Detection of the H92α recombination line from NGC 4945
Max-Planck-Institut für Radioastronomie, Auf dem Hügel 69, 53121 Bonn, Germany e-mail: firstname.lastname@example.org
2 NRAO, PO Box O, Socorro, NM 87801, USA
3 Raman Research Institute, CV Raman Ave, Sadashivanagar, Bangalore 560080, India
4 Australia Telescope National Facility, PO Box 76, Epping 1710, NSW, Australia
5 ASTRON, PO Box 2, 7990 AA, Dwingeloo, The Netherlands
Accepted: 19 May 2010
Context. Hydrogen ionized by young, high-mass stars in starburst galaxies radiates radio recombination lines (RRLs), whose strength can be used as a diagnostic of the ionization rate, conditions and gas dynamics in the starburst region, without problems of dust obscuration. However, the lines are weak and only few extragalactic starburst systems have been detected.
Aims. We aimed to increase the number of known starburst systems with detectable RRLs for detailed studies, and we used the line properties to study the gas properties and dynamics.
Methods. We searched for the RRLs H91α and H92α with rest frequencies of 8.6 GHz and 8.3 GHz in the nearby southern Seyfert galaxy NGC 4945 using the Australia Telescope Compact Array with resolution of 3”. This yielded a detection from which we derived conditions in the starburst regions.
Results. We detected RRLs from the nucleus of NGC 4945 with a peak line strength integrated over the source of 17.8 mJy, making it the strongest extragalactic RRL emitter known at this frequency. The line and continuum emission from NGC 4945 can be matched by a model consisting of a collection of 10 to 300 H II regions with temperatures of 5000 K, densities of 103 cm-3 to 104 cm-3 and a total effective diameter of 2 pc to 100 pc. The Lyman continuum production rate required to maintain the ionization is 6 × 1052 s-1 to 3 × 1053 s-1, which requires 2000 to 10 000 O5 stars to be produced in the starburst, inferring a star formation rate of 2 yr-1 to 8 yr-1. We resolved the rotation curve within the central 70 pc region and this is well described by a set of rotating rings that were coplanar and edge on. We found no reason to depart from a simple flat rotation curve.

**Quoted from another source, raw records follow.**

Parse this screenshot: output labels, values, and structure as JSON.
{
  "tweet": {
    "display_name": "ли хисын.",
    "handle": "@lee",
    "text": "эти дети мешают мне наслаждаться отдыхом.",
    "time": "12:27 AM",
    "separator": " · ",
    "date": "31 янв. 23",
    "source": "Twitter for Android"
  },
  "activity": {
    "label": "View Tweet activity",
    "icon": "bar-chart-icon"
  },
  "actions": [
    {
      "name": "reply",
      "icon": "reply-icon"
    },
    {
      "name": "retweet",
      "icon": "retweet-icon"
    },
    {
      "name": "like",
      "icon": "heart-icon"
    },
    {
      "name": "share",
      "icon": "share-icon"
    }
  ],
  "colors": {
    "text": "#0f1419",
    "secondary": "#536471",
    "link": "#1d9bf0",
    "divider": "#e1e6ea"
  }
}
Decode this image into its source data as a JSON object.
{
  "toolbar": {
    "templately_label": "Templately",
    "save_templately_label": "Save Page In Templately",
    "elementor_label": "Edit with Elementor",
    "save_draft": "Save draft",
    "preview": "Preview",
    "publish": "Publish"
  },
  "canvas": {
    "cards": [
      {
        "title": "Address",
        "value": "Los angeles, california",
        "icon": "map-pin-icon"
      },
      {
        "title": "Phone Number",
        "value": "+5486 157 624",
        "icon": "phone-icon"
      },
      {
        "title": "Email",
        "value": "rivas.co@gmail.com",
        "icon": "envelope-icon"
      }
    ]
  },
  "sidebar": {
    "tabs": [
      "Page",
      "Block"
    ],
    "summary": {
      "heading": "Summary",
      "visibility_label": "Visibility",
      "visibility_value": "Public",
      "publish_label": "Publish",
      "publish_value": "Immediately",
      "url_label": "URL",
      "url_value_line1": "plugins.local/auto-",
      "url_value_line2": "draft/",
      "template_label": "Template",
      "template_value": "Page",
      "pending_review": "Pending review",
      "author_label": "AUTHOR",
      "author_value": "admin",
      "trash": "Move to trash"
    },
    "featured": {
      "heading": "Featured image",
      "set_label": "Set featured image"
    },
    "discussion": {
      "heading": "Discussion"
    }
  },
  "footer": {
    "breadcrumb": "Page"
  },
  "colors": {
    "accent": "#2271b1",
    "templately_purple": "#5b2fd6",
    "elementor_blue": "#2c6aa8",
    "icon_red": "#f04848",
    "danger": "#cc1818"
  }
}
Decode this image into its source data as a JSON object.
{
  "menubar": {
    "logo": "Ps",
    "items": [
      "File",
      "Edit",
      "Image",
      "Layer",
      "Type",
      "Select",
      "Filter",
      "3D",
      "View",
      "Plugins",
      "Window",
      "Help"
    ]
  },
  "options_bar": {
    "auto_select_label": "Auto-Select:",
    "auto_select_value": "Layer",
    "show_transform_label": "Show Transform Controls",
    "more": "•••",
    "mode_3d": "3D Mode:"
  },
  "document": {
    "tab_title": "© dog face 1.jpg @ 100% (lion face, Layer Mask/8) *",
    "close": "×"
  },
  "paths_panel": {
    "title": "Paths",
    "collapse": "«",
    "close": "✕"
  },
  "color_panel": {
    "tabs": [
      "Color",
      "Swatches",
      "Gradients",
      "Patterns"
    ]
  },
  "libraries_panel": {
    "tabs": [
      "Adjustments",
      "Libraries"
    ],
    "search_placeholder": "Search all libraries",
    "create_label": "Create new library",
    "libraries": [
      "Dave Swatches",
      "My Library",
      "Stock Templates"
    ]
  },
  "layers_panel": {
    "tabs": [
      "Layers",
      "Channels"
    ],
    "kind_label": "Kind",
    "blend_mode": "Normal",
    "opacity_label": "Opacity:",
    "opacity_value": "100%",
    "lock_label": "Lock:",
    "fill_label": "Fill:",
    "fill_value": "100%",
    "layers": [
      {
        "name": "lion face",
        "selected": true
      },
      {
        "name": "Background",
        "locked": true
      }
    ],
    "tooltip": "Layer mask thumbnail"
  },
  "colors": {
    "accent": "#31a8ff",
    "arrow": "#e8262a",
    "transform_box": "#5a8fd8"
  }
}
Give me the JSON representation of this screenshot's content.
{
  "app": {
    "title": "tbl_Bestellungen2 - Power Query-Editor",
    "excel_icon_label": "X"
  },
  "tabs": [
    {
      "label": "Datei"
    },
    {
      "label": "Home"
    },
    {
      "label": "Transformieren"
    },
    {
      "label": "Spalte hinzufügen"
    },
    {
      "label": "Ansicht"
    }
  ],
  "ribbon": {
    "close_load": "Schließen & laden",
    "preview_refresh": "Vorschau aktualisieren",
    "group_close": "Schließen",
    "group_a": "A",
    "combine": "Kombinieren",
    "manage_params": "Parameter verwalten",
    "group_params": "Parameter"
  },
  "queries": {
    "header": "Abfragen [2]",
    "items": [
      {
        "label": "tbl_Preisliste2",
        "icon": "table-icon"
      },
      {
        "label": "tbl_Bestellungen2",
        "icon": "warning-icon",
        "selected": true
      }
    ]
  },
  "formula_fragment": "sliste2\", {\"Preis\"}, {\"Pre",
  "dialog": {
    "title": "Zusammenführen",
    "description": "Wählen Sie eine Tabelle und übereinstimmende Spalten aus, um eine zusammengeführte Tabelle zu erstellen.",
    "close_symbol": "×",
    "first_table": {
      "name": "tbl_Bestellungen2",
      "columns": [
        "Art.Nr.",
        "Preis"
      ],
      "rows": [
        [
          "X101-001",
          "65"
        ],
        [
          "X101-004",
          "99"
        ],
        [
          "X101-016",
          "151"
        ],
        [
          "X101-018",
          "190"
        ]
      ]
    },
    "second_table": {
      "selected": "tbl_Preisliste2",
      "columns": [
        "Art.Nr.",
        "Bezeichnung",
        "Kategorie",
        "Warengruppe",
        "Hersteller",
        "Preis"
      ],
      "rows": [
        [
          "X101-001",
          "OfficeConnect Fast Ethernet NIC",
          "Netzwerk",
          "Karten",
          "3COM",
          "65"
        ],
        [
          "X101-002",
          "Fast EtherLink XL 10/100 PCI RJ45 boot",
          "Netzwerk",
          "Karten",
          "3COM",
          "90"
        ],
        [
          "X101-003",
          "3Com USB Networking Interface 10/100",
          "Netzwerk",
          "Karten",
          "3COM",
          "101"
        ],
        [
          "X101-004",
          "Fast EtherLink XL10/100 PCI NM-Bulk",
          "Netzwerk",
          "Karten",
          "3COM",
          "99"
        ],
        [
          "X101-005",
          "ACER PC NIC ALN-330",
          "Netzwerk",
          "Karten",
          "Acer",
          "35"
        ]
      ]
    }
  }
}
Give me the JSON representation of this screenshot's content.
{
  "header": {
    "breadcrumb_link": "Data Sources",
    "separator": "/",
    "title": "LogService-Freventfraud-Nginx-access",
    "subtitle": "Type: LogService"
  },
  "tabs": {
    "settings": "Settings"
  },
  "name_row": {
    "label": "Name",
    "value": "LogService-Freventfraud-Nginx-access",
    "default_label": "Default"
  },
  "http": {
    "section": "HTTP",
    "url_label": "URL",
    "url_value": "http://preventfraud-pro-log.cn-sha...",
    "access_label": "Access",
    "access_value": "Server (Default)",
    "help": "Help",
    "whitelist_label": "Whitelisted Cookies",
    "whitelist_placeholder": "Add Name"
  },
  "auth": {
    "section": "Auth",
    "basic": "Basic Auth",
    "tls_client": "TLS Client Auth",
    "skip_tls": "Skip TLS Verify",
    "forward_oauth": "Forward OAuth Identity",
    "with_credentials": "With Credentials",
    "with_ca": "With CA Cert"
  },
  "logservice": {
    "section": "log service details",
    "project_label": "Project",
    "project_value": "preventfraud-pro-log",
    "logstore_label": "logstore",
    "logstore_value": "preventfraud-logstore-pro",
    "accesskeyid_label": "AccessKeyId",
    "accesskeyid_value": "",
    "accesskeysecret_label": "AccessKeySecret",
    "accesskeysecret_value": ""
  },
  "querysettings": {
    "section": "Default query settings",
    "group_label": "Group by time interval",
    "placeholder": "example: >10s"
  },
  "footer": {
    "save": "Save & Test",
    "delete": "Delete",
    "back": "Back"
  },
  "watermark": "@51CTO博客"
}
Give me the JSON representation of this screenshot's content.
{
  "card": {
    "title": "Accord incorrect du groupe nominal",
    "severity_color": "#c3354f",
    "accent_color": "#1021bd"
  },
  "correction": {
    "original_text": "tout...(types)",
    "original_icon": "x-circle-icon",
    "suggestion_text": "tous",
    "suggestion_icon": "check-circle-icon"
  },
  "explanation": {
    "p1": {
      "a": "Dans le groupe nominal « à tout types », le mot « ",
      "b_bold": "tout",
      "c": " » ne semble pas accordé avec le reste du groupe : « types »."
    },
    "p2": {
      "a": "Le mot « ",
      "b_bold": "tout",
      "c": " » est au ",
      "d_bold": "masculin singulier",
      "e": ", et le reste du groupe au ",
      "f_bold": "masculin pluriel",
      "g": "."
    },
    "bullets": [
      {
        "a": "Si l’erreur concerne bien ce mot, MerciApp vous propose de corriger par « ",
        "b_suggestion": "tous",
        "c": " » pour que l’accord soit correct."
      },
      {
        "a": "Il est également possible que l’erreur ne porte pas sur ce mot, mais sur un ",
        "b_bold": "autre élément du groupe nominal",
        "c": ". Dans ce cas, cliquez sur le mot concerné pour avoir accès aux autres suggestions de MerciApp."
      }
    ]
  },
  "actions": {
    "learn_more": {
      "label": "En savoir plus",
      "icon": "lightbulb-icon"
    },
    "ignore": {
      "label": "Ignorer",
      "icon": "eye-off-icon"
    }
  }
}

The rotation speed of 120 km s-1 within the central 1” (19 pc) radius infers an enclosed mass of 3 × 107 , and an average surface density with the central 19 pc of 25 000 pc-2, which exceeds the threshold gas surface density for star formation.
Conclusions. We discovered RRLs from NGC 4945. It is the strongest known extragalactic RRL emitter and is suited to high-quality spectroscopic study. We resolved the dynamics of the ionized gas in the central 70 pc and derived conditions and star formation rates in the ionized gas.
Key words: galaxies: individual: NGC 4945 / galaxies: nuclei / radio lines: galaxies
© ESO, 2010